Unlike when I first moved to the state almost 20 years ago, you don’t see many people with their checkbooks in hand at the checkout line anymore, thanks to the debit/ATM card. Minnesota, more than any other place I’d visited, had a love affair with the checkbook.
Cup of coffee? Hang on while I write this check. Minnesotans seemed to write checks for everything.
That all ended when the debit/credit card replaced it, but are the heady days of checkbooks in the back pocket about to return?
Bank of America announced today that it’s going to start charging $5 a month for its customers who use debit cards.
The announcement coincides with the October 1 start of the Dodd-Frank Act’s Durbin amendment, which caps fees banks can charge merchants for processing debit cards to 21 cents per transaction, potentially costing banks billions of dollars in fee income.
Plug a leak somewhere, it’ll sprout somewhere else. There’s a reason why banks have the biggest buildings in most cities.
Wells Fargo has been testing a $3-a-month fee in some states to see if people will rebel against it. The test markets do not include Minnesota, however.
It’s not just the banks that are causing a big jump in plastic. VISA and Mastercard are planning to sharply raise the debit card transaction fees for small purchases for merchants, according to an analyst note today.
As the Associated Press reported, it’s going to change the way you pay for things…
Such a hike could pose problems for the operators of self-service kiosks like DVD rentals, which would have to deal with a big increase without alienating customers, the analyst said. It also risks alienating important merchants like Starbucks Corp. that rely on small purchases, he said. “These operators will be violently opposed to this price change,” and could slow down their investments in new technology needed to accept mobile payments in response, Janney Capital Markets analyst Thomas McCrohan said. It will also “reinforce merchants’ view that the networks are not friends of merchants.”

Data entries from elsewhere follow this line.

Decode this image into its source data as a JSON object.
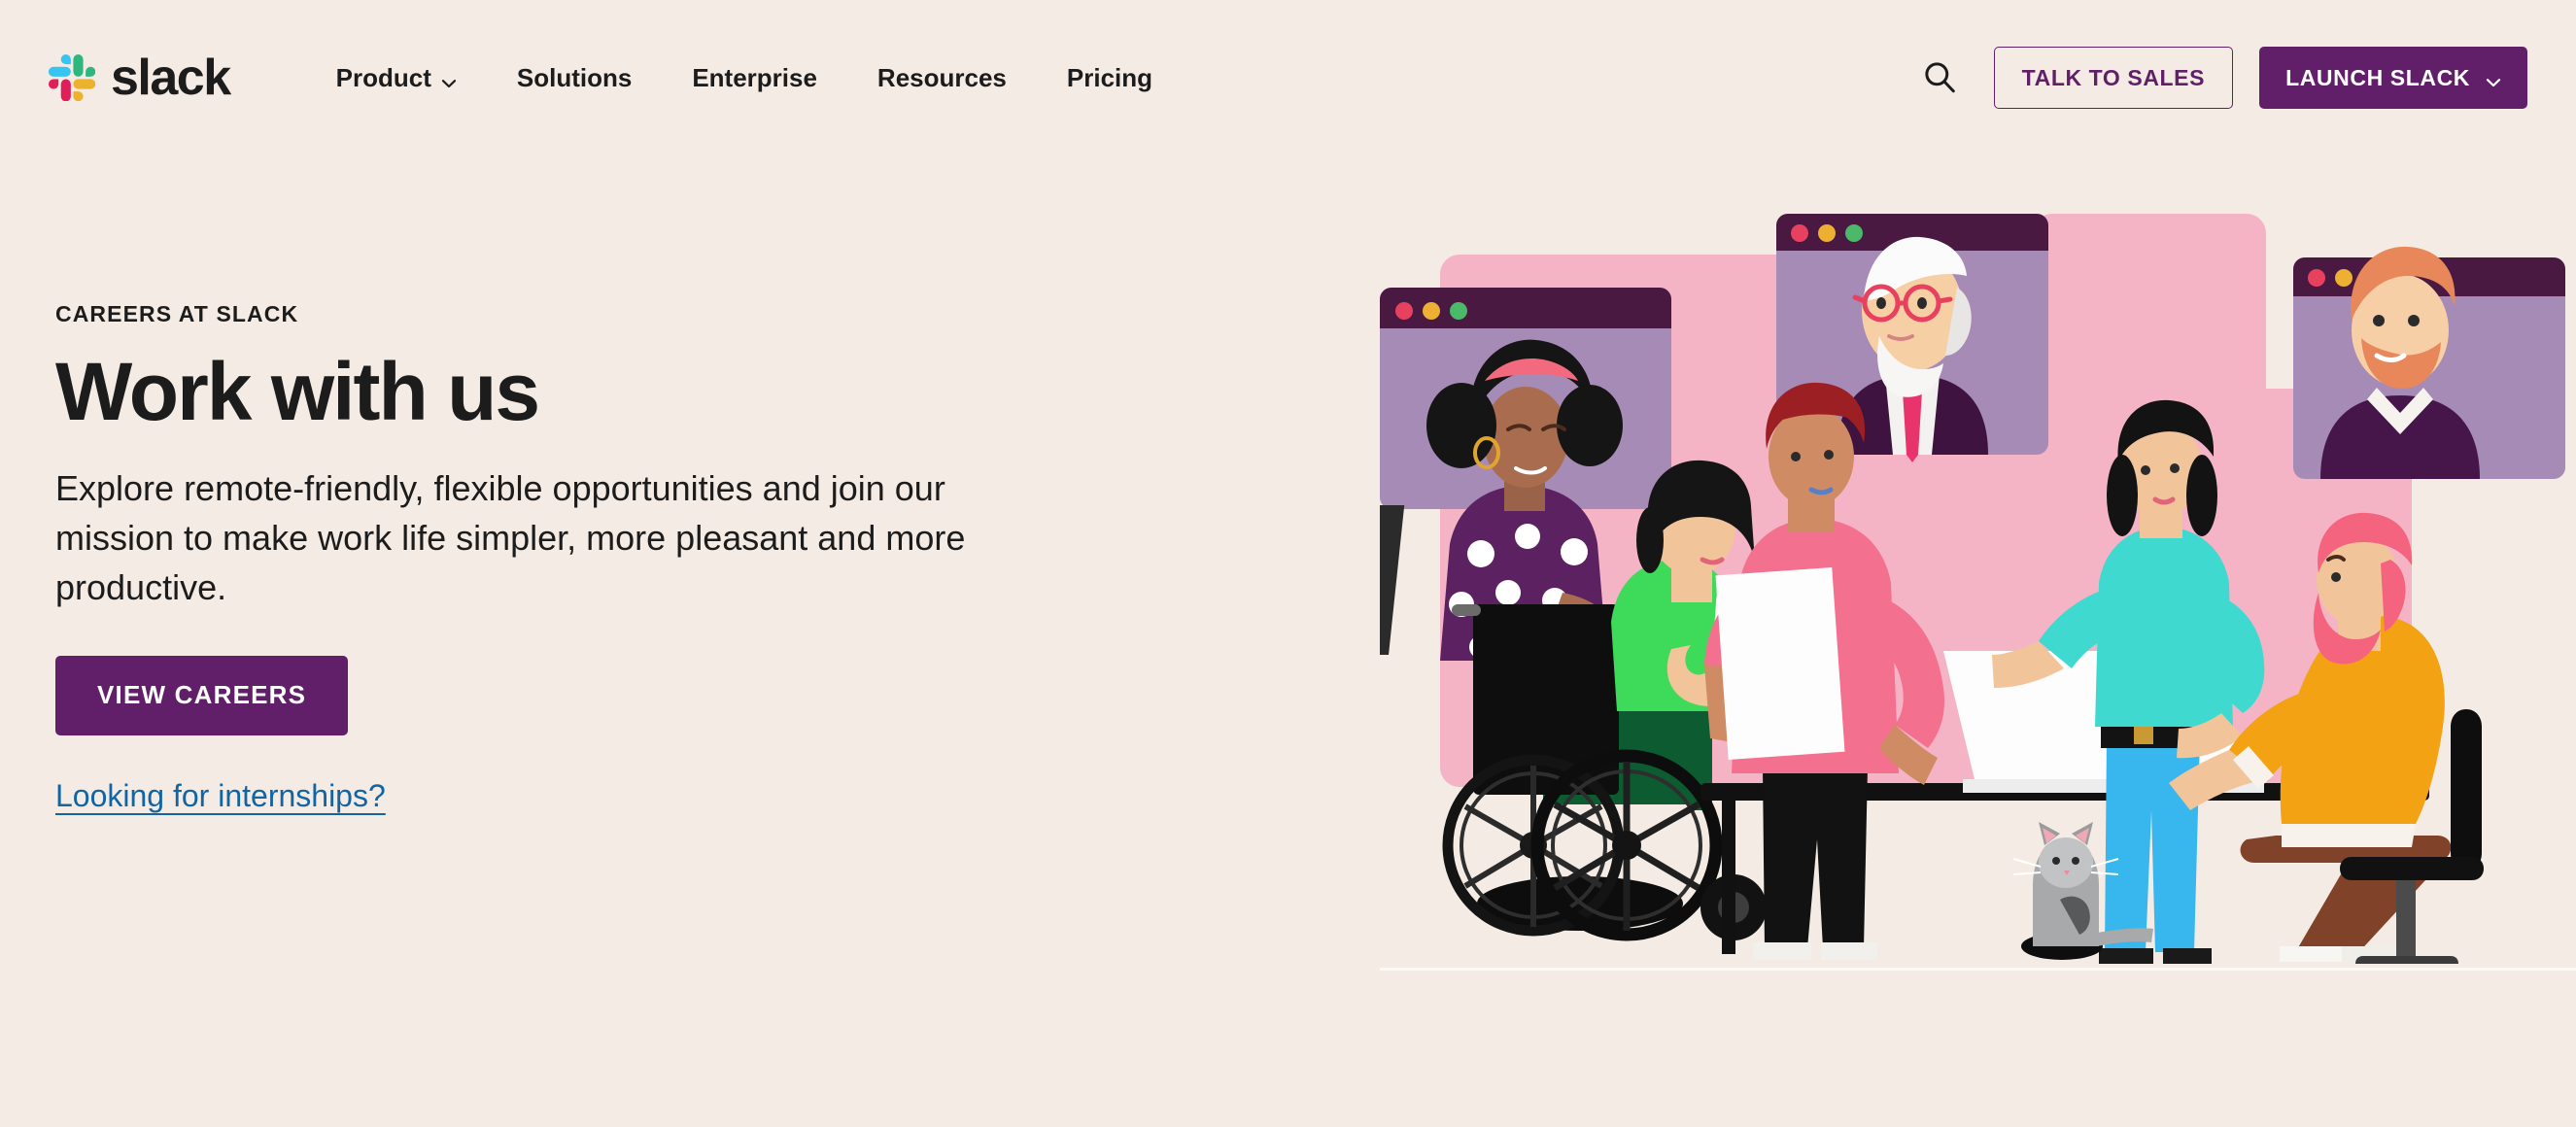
{
  "brand": {
    "name": "slack",
    "logo_colors": [
      "#36c5f0",
      "#2eb67d",
      "#ecb22e",
      "#e01e5a"
    ]
  },
  "nav": {
    "items": [
      {
        "label": "Product",
        "has_dropdown": true
      },
      {
        "label": "Solutions",
        "has_dropdown": false
      },
      {
        "label": "Enterprise",
        "has_dropdown": false
      },
      {
        "label": "Resources",
        "has_dropdown": false
      },
      {
        "label": "Pricing",
        "has_dropdown": false
      }
    ]
  },
  "header_actions": {
    "search_icon": "search-icon",
    "talk_to_sales": "TALK TO SALES",
    "launch_slack": "LAUNCH SLACK",
    "launch_chevron": "chevron-down-icon"
  },
  "hero": {
    "eyebrow": "CAREERS AT SLACK",
    "title": "Work with us",
    "subtitle": "Explore remote-friendly, flexible opportunities and join our mission to make work life simpler, more pleasant and more productive.",
    "cta_label": "VIEW CAREERS",
    "secondary_link": "Looking for internships?"
  },
  "illustration": {
    "alt": "Team of colleagues collaborating around a desk with video-call windows",
    "panel_color": "#f4b4c6",
    "window_bar_color": "#4a1942",
    "window_body_color": "#a58bb5",
    "dots": [
      "#e8415f",
      "#eeb033",
      "#4cb86a"
    ]
  },
  "colors": {
    "page_background": "#f4ece4",
    "brand_purple": "#611f69",
    "link_blue": "#1264a3",
    "text": "#1d1c1d"
  }
}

And the increased costs of transactions undoubtedly will be passed along to consumers. Will gas stations again have a two-tiered pricing system — one for debit/credit and one for cash? Will your $1.84 coffee go to $2?
And, most important, are you the consumer going to accept the cost of debit cards or change the way you pay for things? Will cash make a comeback? Is the checkbook still alive?